A trust designed to cover future expenses so as to not saddle it from the estate or on the heirs. We have a Newport Beach wealth management firm on our board of consultants to provide quotes for clients should they be interested in exploring the numbers on this solution. This firm even does celebrities and they negotiate terms and pricing with insurance carriers and know all the underwriters making the decisions. We have determined that you use the age of the owner, examine IRS mortality tables for lifespan, apply 3.75% out from today to the end of that life span in terms of annual appreciation (3-5% annually except for recession years so average with 3.75%). Then we add the 1.25% reassessment rate on that future home value and use that as a minimum death benefit to cover property taxes for up to 10 years assuaging the effects of it. As discussed above, while proceeds must be used for the special purpose of paying property taxes or a buyout should the insured need critical living care for nursing that would be added and made accessible.
4. Dedicate home to one child who will make their personal residence.
This gets complicated and should require an amendment to the trust making the personal residence to this particular child. However, there will be problems where there is more than one child in terms of fairness. In effect, a buyout strategy may also be required to ensure equipoise among the beneficiaries. This can also be done with a reallocation of the assets. For example, one could receive pension plan assets vs. value of the home ( hard to predict what 50% more or less of a home value will be in the future). Probably needs SPT19 also for buyout.
5. Sell – sell – sell
This means either use Prop 19 to upgrade to something worth more and capture the new value and shorten the reassessment period. Alternatively, sell and move to another state (we have realtors in most of the popular non-tax states). We have been working on the California Expat program which helps folks extricate themselves from the clutches of California taxes and move to another more moderate or non-tax state. We like to see what the retirement horizon is and maybe help the client acquire a rental property in the future state of residency so that the landing pad is identified for the launch and can get pre-paid by a tenant and provide tax deductions until a client is ready to move.

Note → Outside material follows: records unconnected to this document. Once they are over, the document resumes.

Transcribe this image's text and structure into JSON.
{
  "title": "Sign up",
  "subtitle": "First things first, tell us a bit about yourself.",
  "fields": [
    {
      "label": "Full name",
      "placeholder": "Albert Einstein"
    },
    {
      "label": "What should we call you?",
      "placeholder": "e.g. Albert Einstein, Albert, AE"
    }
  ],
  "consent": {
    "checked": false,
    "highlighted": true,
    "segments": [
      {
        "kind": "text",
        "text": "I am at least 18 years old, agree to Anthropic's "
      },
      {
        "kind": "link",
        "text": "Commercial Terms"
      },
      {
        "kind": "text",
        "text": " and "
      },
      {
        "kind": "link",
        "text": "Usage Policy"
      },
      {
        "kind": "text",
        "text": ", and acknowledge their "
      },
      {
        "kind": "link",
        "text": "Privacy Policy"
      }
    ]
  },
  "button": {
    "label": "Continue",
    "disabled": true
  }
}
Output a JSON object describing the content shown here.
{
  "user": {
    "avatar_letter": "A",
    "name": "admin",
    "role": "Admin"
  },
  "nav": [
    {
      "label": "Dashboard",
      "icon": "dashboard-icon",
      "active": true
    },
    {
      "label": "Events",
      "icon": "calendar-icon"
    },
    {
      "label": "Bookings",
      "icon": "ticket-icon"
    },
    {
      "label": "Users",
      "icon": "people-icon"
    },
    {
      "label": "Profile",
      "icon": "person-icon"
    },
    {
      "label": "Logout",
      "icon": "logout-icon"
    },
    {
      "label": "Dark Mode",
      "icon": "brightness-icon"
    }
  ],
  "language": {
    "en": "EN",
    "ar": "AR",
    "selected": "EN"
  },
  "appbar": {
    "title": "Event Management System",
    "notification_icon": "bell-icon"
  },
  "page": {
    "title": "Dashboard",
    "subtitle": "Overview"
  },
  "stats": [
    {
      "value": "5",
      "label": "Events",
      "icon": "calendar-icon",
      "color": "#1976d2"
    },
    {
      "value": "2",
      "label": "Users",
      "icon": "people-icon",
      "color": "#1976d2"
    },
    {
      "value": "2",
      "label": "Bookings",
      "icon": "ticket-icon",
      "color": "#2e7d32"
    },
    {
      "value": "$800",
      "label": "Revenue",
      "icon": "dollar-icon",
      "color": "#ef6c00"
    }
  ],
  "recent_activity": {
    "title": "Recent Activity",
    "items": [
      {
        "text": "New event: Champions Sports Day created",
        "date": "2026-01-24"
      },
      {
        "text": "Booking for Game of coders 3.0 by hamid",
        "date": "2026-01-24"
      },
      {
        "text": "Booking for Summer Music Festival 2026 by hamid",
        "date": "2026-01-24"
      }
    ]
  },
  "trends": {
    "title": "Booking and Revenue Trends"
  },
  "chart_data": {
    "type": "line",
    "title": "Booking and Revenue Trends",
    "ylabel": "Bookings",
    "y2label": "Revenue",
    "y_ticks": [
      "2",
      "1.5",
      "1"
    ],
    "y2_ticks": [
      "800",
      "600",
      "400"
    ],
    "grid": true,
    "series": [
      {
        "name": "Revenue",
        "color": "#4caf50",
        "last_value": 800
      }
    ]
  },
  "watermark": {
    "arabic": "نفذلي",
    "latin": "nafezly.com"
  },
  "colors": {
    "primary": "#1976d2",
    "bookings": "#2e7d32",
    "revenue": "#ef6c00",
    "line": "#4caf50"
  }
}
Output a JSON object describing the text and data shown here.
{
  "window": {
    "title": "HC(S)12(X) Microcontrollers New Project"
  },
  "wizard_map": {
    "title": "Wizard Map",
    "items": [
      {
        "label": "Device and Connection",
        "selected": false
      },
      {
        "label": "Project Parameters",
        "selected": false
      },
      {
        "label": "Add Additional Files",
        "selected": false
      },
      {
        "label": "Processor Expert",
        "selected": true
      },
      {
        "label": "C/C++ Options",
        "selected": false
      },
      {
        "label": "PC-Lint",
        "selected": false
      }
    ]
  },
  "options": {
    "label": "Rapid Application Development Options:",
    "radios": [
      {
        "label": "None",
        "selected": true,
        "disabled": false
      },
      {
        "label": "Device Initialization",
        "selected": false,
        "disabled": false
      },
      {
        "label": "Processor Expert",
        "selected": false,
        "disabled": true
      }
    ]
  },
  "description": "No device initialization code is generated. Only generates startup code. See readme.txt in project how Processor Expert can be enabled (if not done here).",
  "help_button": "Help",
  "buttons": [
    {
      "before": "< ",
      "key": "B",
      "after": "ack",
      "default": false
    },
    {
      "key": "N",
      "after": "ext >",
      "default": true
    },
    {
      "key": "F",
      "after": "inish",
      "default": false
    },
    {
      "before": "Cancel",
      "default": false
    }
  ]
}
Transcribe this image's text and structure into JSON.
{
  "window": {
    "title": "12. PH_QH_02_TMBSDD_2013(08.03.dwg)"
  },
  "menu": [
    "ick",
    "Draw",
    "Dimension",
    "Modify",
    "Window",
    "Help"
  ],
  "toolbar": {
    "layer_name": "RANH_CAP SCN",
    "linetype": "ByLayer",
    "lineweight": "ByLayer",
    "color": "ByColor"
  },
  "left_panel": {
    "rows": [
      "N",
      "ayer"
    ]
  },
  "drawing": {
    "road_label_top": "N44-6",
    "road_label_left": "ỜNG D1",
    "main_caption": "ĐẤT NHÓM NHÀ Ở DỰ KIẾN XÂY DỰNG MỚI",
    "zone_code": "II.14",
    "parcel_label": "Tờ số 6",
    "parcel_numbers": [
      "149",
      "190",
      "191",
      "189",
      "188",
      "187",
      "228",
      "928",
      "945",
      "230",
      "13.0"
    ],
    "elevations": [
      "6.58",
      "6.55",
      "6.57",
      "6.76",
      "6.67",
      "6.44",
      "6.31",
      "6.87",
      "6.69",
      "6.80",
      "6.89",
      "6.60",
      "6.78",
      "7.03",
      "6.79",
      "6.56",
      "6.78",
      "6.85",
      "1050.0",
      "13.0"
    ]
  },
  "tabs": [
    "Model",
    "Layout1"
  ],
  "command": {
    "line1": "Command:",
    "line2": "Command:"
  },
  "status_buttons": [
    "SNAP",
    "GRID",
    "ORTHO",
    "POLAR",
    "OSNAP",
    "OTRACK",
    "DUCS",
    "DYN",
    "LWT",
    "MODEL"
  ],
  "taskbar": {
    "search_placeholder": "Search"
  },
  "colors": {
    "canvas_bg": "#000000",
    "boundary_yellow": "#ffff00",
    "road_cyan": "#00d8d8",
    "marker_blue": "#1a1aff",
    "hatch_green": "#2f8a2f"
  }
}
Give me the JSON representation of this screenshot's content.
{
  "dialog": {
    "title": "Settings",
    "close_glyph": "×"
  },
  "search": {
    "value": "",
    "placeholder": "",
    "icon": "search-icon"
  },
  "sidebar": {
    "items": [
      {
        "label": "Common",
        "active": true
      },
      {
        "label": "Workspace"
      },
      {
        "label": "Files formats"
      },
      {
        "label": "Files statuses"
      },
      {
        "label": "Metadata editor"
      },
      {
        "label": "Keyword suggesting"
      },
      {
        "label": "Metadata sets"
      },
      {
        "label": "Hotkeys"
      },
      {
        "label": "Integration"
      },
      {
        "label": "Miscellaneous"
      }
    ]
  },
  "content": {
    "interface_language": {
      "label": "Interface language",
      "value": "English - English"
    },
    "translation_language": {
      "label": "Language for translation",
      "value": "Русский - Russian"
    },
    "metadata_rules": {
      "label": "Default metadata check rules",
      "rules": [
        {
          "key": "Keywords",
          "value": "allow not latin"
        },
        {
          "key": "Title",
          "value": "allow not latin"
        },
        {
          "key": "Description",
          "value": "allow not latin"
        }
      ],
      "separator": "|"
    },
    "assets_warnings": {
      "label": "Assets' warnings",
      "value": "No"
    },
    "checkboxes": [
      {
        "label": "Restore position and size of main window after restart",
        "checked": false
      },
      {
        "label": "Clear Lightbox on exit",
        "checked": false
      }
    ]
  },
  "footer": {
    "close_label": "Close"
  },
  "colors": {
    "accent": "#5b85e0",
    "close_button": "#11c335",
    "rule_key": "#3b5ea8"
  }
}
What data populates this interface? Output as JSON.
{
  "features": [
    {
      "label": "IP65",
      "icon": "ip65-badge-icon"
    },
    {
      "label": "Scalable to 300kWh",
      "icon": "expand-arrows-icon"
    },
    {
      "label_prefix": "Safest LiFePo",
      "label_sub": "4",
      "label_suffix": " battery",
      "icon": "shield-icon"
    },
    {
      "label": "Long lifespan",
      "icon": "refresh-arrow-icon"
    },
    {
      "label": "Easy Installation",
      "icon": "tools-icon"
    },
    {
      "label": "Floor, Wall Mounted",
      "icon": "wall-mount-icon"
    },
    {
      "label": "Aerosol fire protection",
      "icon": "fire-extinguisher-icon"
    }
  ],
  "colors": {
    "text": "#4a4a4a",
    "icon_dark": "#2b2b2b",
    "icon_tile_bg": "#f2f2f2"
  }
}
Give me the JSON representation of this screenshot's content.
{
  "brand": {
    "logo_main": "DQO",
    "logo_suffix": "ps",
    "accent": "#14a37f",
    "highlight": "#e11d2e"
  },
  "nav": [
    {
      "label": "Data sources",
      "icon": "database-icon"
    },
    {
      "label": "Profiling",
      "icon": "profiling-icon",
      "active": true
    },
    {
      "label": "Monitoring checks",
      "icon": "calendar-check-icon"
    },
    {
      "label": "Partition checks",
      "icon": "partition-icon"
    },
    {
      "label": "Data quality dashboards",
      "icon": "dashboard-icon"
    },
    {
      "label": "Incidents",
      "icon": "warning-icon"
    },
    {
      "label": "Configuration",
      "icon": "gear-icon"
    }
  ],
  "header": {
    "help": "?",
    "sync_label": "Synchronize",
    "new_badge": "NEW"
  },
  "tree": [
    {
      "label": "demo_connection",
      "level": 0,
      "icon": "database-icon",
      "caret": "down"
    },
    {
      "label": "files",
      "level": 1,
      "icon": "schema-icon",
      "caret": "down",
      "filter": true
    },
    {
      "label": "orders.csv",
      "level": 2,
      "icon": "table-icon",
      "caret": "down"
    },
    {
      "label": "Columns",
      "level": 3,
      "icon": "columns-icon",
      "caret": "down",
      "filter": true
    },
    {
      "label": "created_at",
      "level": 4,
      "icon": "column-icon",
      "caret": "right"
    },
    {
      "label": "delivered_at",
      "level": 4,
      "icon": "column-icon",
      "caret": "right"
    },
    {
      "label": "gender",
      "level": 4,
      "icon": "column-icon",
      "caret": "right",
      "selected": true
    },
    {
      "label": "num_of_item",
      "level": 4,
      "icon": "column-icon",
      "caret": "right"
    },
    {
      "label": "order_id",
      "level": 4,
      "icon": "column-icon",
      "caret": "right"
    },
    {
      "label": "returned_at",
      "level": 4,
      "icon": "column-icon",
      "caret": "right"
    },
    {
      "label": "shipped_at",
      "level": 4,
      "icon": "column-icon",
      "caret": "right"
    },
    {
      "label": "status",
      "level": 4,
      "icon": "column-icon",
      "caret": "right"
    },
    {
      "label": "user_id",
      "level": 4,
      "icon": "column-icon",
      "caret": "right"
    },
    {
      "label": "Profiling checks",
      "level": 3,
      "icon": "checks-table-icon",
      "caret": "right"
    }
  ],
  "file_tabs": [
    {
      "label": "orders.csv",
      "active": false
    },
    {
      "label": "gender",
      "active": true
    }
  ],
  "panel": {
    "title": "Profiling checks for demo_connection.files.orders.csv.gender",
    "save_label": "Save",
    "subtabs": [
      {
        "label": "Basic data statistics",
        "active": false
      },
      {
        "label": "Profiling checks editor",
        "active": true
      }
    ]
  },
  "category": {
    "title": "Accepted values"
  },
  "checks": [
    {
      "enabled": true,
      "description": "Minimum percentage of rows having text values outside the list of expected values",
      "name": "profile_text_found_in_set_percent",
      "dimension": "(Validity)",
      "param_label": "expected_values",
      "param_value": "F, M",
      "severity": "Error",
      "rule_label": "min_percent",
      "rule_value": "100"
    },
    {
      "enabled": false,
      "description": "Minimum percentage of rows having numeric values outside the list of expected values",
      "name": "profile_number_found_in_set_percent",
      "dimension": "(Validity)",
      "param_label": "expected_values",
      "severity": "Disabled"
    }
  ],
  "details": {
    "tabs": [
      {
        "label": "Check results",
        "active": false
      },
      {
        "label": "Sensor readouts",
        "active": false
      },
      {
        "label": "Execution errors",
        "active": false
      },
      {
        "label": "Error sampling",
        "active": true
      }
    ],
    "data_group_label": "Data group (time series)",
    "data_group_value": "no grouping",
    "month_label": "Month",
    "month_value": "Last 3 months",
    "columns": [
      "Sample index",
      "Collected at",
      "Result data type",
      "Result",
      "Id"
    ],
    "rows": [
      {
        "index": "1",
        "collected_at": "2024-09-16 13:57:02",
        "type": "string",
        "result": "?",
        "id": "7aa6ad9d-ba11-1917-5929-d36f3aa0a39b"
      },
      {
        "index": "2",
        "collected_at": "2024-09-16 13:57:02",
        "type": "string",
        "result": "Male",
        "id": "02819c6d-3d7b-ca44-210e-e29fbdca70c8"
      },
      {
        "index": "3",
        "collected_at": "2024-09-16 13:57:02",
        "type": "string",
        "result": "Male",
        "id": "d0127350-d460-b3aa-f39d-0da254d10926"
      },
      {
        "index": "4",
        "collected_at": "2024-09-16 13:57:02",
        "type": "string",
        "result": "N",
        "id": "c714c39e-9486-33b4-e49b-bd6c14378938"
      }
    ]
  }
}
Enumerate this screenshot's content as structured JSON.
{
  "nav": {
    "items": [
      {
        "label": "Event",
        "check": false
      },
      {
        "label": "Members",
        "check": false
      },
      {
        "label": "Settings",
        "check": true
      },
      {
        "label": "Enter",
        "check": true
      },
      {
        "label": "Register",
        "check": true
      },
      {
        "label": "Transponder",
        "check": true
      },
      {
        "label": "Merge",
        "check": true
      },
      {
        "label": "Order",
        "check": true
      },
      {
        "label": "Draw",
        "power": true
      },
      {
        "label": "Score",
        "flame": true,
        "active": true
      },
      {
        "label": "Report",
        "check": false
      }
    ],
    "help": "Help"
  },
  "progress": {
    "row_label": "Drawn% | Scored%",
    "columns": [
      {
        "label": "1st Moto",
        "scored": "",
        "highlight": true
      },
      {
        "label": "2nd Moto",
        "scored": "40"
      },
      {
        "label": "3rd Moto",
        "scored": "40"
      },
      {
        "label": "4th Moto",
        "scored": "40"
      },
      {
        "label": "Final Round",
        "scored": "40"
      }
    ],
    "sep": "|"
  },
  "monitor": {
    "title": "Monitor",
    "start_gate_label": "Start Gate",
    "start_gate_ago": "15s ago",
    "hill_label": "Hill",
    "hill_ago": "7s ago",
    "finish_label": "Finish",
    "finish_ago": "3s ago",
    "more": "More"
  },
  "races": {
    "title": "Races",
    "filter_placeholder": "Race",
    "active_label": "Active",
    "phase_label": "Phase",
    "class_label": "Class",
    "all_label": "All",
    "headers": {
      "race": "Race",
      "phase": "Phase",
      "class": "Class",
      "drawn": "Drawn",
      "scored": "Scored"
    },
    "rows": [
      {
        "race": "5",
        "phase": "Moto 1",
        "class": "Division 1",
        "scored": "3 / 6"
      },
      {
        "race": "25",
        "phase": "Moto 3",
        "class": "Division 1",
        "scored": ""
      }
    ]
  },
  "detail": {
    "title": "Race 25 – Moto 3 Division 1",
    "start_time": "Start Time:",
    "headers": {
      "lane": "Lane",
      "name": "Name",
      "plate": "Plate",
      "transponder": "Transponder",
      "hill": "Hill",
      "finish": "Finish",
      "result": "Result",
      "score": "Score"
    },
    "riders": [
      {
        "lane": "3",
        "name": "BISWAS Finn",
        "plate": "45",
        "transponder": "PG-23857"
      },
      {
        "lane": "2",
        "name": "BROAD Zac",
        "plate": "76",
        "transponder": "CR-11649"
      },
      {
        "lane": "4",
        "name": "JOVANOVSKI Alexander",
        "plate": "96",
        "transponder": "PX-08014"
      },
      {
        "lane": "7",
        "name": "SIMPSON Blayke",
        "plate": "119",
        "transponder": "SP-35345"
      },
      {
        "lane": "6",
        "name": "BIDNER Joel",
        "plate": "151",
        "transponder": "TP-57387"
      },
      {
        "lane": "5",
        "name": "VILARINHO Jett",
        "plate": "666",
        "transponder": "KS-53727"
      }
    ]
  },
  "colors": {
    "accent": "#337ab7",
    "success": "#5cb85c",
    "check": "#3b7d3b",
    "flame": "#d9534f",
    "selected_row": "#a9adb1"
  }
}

I would say these are really the only solutions to Prop19 and dampening the effects unless it is recalled or amended. The other final thought might be just live life and do not worry about it as it does not affect you and someone is receiving your property for free so they will have to make the proper calls when it lands in their lap and pre-planning anything right now might be hastily with counterproductive consequences like everyone rushing to transfer property into irrevocable trusts (might be good for commercial/multi-family holdings).